Law Enforcement and Immigration in California
California does not require that state or local law enforcement officers check the immigration status during traffic stops or similar circumstances. However, an increasing number of local and county law enforcement officials are starting to assist with, investigate, or pursue suspected immigration-related offenses. Additionally, under a federal program, all individuals arrested are fingerprinted and run through a database which checks their immigration status. Some states, including California, are considering and sometimes passing legislation permitting local governments to "opt out" of such programs.
Under federal law, employers must verify prospective employees' authorization to work in the United States. For more information, refer to federal employment eligibility verification rules and the requirements for Form I-9.
Legislation implemented in 2012 made it easier for farm workers, even those who are undocumented, to join labor unions and advocate for workers' rights.
California E-Verify Law
While a number of other states require the use of E-Verify, recent legislation signed into law in California instead restricts the use of E-Verify in the state. Under its legislation, California has prohibited municipalities, counties, and other state government entities from passing mandatory E-Verify ordinances that apply to private employers. As a result, private employers in California are not required to use E-Verify, although they remain free to do so voluntarily.
Driver's License/ID Requirements
California law requires that every applicant for an original state ID card and/or driver license to show verification of birth date and proof of legal presence within the United States. This can be done via a number of identifying documents, such as a Social Security Card, and limits access to driver's licenses for illegal immigrants. Although legislation has been raised and debated in California that would allow access to driver's licenses to individuals without regard to a person's immigration status, currently no such laws exist in the state.
Public Benefits Restrictions
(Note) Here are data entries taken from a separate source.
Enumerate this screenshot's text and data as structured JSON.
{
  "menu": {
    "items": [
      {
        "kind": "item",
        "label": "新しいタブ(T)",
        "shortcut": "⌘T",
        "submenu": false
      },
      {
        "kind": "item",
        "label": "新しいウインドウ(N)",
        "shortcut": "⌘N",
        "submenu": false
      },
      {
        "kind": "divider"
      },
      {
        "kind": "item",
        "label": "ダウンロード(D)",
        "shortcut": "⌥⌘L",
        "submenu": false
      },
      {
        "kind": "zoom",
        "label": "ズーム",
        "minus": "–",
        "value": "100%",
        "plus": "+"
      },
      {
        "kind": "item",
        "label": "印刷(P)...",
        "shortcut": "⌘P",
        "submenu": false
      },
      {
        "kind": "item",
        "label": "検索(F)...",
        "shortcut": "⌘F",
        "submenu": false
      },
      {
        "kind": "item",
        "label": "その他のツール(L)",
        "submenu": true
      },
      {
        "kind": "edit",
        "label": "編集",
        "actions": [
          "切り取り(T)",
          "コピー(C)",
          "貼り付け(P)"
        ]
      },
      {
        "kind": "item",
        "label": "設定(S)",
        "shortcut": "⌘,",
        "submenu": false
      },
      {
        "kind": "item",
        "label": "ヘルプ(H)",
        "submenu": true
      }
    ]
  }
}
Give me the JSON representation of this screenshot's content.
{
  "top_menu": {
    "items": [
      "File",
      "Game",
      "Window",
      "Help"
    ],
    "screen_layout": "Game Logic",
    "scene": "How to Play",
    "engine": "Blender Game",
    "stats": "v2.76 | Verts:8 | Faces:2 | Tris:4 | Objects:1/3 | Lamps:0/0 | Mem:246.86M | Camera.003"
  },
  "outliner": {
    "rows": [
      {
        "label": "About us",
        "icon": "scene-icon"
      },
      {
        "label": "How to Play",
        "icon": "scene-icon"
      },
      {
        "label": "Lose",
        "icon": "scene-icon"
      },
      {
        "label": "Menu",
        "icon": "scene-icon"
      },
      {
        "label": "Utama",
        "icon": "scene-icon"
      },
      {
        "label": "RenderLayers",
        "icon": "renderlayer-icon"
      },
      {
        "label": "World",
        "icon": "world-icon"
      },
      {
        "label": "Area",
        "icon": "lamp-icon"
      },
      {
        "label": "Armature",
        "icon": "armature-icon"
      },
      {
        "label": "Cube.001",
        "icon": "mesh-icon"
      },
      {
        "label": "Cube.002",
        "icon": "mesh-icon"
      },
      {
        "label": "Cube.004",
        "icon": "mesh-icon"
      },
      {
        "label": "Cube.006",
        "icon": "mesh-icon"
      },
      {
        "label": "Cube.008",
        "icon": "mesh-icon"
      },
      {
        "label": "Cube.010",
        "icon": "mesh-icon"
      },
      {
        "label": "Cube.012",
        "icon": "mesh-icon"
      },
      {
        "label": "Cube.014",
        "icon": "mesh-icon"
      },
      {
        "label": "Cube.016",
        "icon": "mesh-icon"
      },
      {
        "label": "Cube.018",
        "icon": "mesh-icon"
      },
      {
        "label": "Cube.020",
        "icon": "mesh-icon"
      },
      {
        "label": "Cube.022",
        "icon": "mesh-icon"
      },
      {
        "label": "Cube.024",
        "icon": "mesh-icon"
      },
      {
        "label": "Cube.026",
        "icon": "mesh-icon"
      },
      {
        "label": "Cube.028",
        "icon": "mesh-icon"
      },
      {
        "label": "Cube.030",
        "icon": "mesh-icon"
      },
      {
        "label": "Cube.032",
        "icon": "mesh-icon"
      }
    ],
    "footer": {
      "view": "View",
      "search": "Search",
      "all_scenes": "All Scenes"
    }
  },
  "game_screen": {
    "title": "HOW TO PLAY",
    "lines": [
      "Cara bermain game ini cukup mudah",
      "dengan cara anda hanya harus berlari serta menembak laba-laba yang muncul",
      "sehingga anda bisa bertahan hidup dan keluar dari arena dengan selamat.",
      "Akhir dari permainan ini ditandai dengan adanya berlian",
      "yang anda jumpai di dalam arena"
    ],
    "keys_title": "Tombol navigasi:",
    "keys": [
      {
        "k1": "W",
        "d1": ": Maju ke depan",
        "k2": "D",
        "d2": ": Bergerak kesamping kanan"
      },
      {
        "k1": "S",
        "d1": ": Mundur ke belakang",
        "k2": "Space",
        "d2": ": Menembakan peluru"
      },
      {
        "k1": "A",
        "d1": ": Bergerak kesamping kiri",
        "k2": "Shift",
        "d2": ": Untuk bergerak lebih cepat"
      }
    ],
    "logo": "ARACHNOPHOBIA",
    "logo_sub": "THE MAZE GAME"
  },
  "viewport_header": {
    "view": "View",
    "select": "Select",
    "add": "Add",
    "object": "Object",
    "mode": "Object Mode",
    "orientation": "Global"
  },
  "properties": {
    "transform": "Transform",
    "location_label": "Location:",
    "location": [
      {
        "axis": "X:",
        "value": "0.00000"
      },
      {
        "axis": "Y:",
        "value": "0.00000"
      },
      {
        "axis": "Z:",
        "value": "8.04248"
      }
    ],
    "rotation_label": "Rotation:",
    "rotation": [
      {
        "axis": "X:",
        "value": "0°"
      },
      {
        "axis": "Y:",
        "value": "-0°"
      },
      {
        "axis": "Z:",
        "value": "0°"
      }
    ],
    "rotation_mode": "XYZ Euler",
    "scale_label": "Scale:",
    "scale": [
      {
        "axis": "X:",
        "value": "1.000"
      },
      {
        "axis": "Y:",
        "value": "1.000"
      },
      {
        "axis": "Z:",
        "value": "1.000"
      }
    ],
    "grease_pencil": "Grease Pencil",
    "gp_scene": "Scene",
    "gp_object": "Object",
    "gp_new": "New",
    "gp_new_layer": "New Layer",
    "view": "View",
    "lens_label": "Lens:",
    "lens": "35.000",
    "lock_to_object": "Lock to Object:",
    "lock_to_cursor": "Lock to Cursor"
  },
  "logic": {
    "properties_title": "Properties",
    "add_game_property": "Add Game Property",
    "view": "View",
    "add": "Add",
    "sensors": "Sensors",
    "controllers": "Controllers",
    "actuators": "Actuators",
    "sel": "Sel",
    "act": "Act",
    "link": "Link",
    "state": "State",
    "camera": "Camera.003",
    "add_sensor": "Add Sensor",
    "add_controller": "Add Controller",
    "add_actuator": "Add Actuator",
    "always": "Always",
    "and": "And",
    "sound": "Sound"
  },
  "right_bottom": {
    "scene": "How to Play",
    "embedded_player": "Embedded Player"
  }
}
Under federal law, illegal immigrants are prohibited from receiving public benefits, although they are allowed to receive emergency services, health care, and other programs that have been identified as "necessary to protect life and safety." California makes a number of programs available to individuals irrespective of their immigration status, with most involving access to various aspects of health care.
Education and Immigrants in California
Unlike some states, which have made legislative efforts to limit illegal immigrant access to in-state tuition rates, California recently passed the DREAM Act, which explicitly permits current and prospective students who are undocumented immigrants to pay the same tuition that in-state legal residents enjoy at public universities. Related legislation will allow these same students who qualify for in-state tuition rates to apply for and receive financial aid benefits. Also, test sponsors of graduate exams must provide alternative means of proving identification.
Voter ID Rules
Federal law sets baseline registration and ID requirements for elections involving federal offices, and California election law mirrors these requirements, requiring voters to provide ID at the polls in some cases. Spefically, new voters who are registering and those who are re-registering must provide identifying information on their registration form (last four digits of SSN or Driver's License #). If they do not have either of these, they will have to establish proof of identity at the polling booth via a state issued ID or one of the other acceptable forms of identification. A voter who doesn't provide this sort of identification, can still vote but only on a provisional basis, which requires identification verification within days of voting.
Recent legislative efforts in California to enact more stringent Voter ID requirements than those outlined above have failed.
Housing Ordinances and Immigration
California does not prohibit the rental or provision of housing to illegal immigrants. However, there have been increasing efforts at the local level across the country to bar rentals to individuals residing in the country illegally. Such ordinances restricting access to housing typically face challenges in court, with widely varying results.